Gender and Alcohol Dosing: A Procedure for Producing Comparable Breath Alcohol Curves for Men and Women
Alcoholic Intoxication, Breath Tests, Dose-Response Relationship, Ethanol, Reference Values
Alcoholism: Clinical and Experimental Research
Gender differences in peak breath alcohol concentrations (BrACs) reached in alcohol administration studies can make the interpretation of study findings difficult. This study evaluated the CBAC computer program as a way of minimizing gender differences in the BrAC curve. After consuming a predrink meal that was adjusted by body mass, 31 female and 27 male subjects consumed an alcoholic beverage targeted for either 0.04% or 0.08%. Mean peak BrACs for women and men were not significantly different.
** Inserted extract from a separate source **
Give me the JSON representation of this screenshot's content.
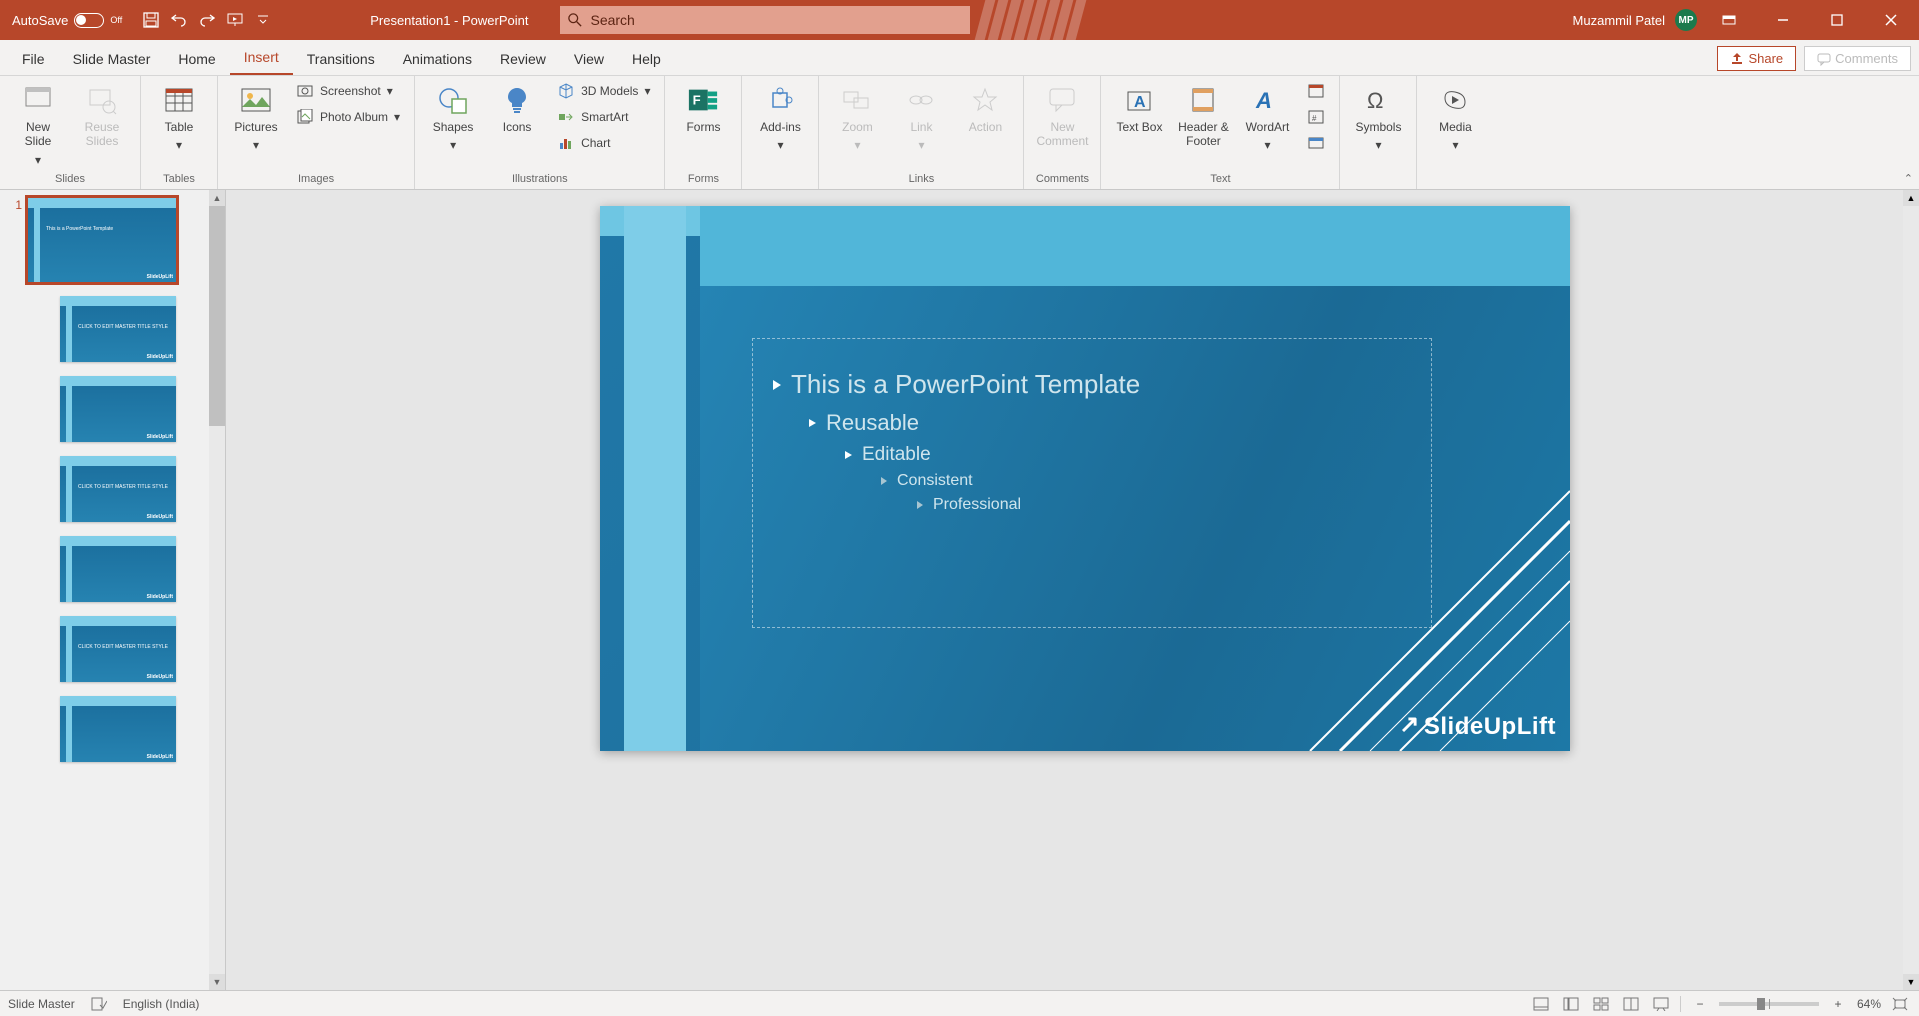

Similarly, the four BrAC readings obtained over the first 2 hr postdrink showed no gender differences. A dose x gender interaction was observed on time to peak BrAC, with women reaching peak BrAC faster than men only in the high dose groups. By decreasing gender differences in BrAC curves, this dosing procedure can aid in reducing the potential confound of dose and gender.
Breslin, F. C.,
Kapur, B. M.,
Sobell, M. B.,
(1997). Gender and Alcohol Dosing: A Procedure for Producing Comparable Breath Alcohol Curves for Men and Women. Alcoholism: Clinical and Experimental Research, 21(5), 928-930.
Available at: https://nsuworks.nova.edu/cps_facarticles/118